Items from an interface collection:
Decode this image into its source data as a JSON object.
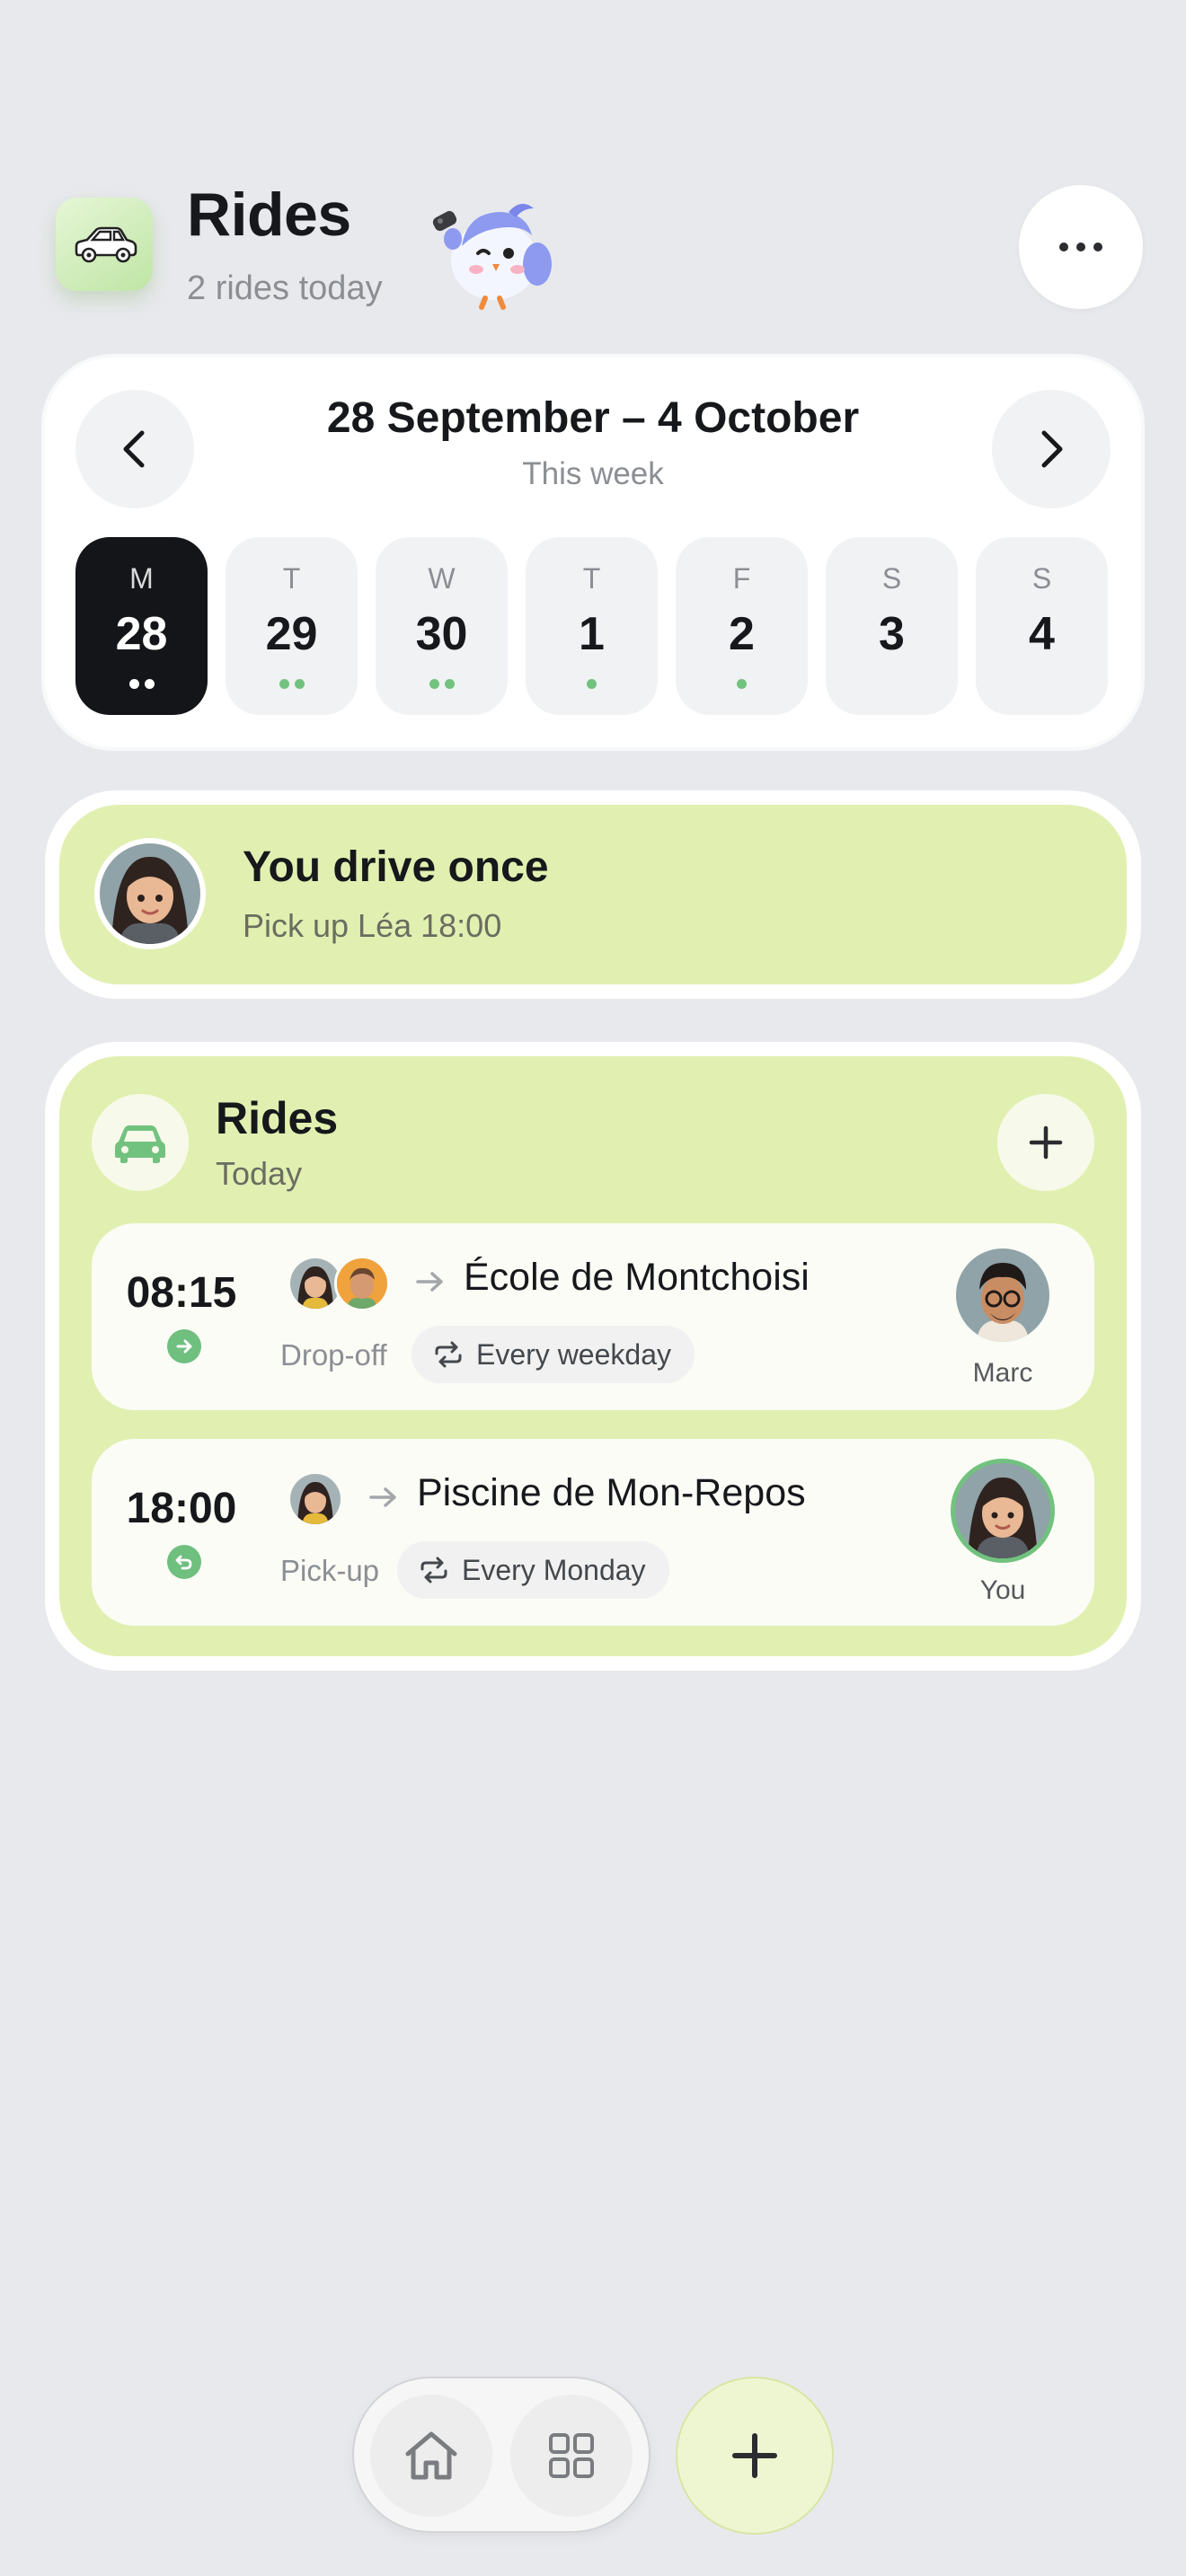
{
  "header": {
    "title": "Rides",
    "subtitle": "2 rides today",
    "app_icon": "car-icon",
    "mascot": "bird-mascot",
    "more_icon": "more-horizontal-icon"
  },
  "calendar": {
    "range": "28 September – 4 October",
    "label": "This week",
    "prev_icon": "chevron-left-icon",
    "next_icon": "chevron-right-icon",
    "days": [
      {
        "letter": "M",
        "num": "28",
        "dots": 2,
        "selected": true
      },
      {
        "letter": "T",
        "num": "29",
        "dots": 2,
        "selected": false
      },
      {
        "letter": "W",
        "num": "30",
        "dots": 2,
        "selected": false
      },
      {
        "letter": "T",
        "num": "1",
        "dots": 1,
        "selected": false
      },
      {
        "letter": "F",
        "num": "2",
        "dots": 1,
        "selected": false
      },
      {
        "letter": "S",
        "num": "3",
        "dots": 0,
        "selected": false
      },
      {
        "letter": "S",
        "num": "4",
        "dots": 0,
        "selected": false
      }
    ]
  },
  "drive_banner": {
    "title": "You drive once",
    "subtitle": "Pick up Léa 18:00"
  },
  "rides": {
    "title": "Rides",
    "subtitle": "Today",
    "items": [
      {
        "time": "08:15",
        "destination": "École de Montchoisi",
        "type": "Drop-off",
        "frequency": "Every weekday",
        "driver": "Marc"
      },
      {
        "time": "18:00",
        "destination": "Piscine de Mon-Repos",
        "type": "Pick-up",
        "frequency": "Every Monday",
        "driver": "You"
      }
    ]
  },
  "tabbar": {
    "home_icon": "home-icon",
    "grid_icon": "grid-icon",
    "add_icon": "plus-icon"
  },
  "colors": {
    "background": "#e8e9ed",
    "accent_green": "#e1f0b1",
    "dot_green": "#72c27f",
    "selected_day": "#141518"
  }
}
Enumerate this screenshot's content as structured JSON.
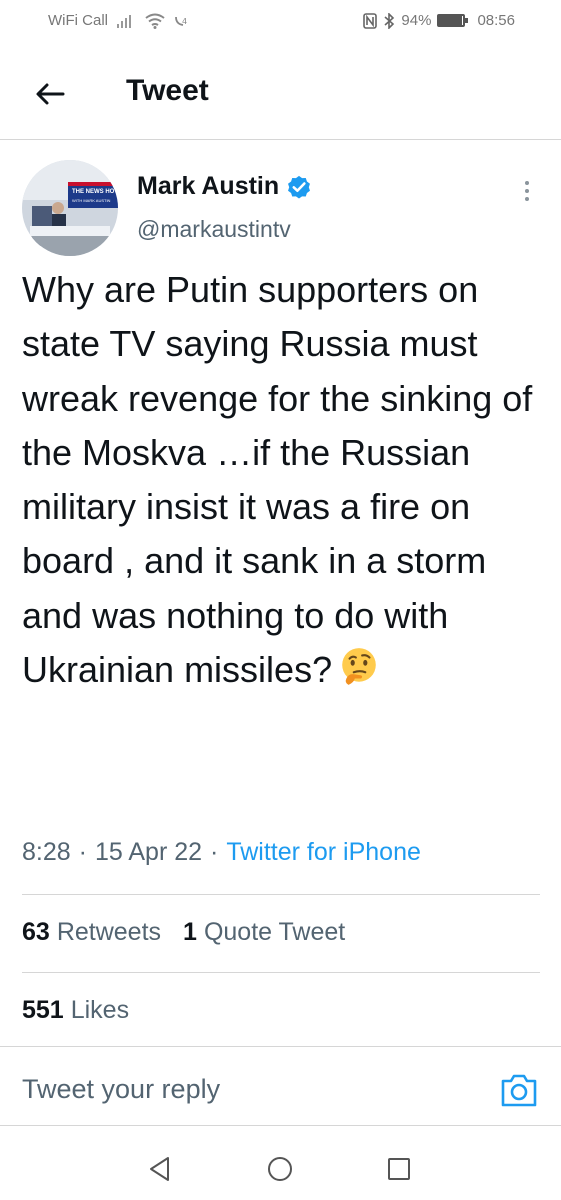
{
  "status_bar": {
    "carrier": "WiFi Call",
    "battery": "94%",
    "battery_level": 0.94,
    "time": "08:56"
  },
  "header": {
    "title": "Tweet",
    "back_icon": "arrow-left-icon"
  },
  "tweet": {
    "author_name": "Mark Austin",
    "author_handle": "@markaustintv",
    "verified": true,
    "avatar_text_line1": "THE NEWS HO",
    "avatar_text_line2": "WITH MARK AUSTIN",
    "text": "Why are Putin supporters on state TV saying Russia must wreak revenge for the sinking of the Moskva …if the Russian military insist it was a fire on board , and it sank in a storm and was nothing to do with Ukrainian missiles?",
    "emoji": "thinking-face",
    "time": "8:28",
    "date": "15 Apr 22",
    "separator": "·",
    "source": "Twitter for iPhone"
  },
  "stats": {
    "retweets_count": "63",
    "retweets_label": "Retweets",
    "quotes_count": "1",
    "quotes_label": "Quote Tweet",
    "likes_count": "551",
    "likes_label": "Likes"
  },
  "reply": {
    "placeholder": "Tweet your reply",
    "camera_icon": "camera-icon"
  },
  "colors": {
    "accent": "#1d9bf0",
    "text": "#0f1419",
    "muted": "#536471",
    "divider": "#d6d6d6"
  }
}
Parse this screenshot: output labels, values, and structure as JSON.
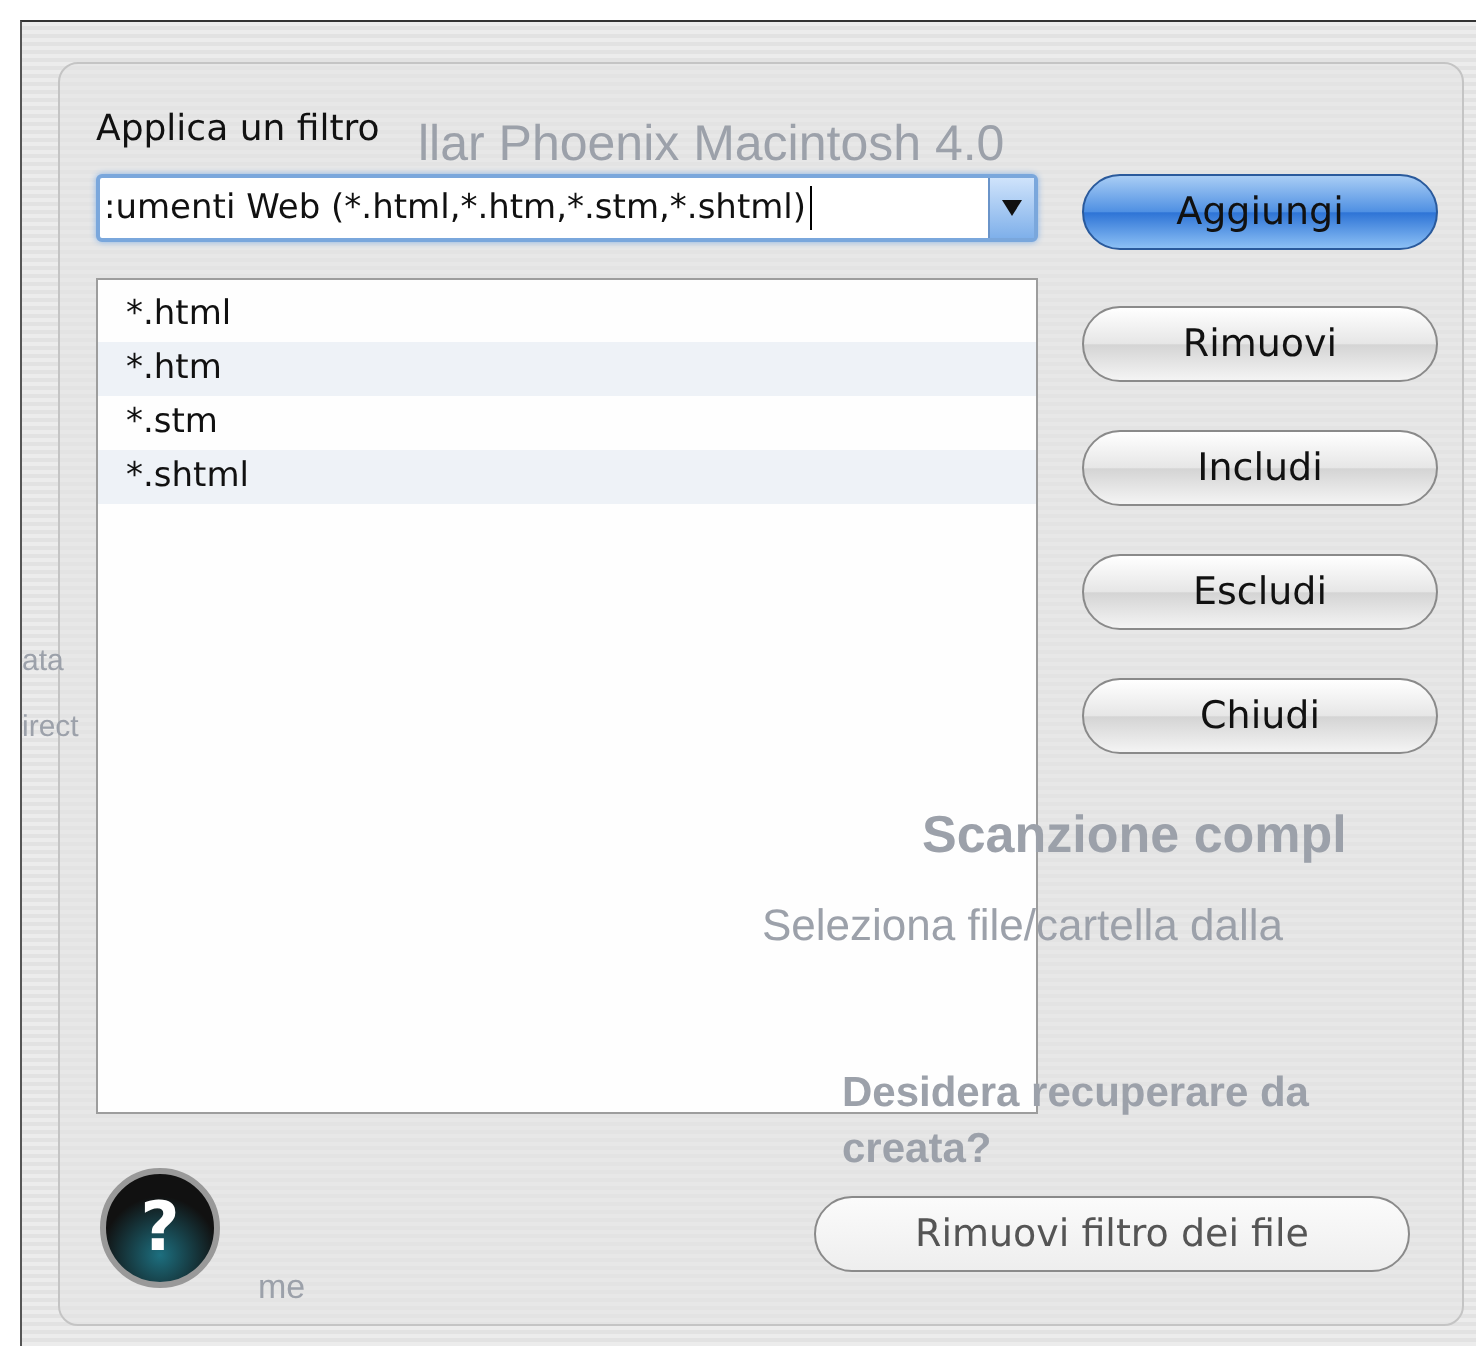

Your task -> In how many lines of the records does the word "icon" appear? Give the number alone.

Output of the task -> 9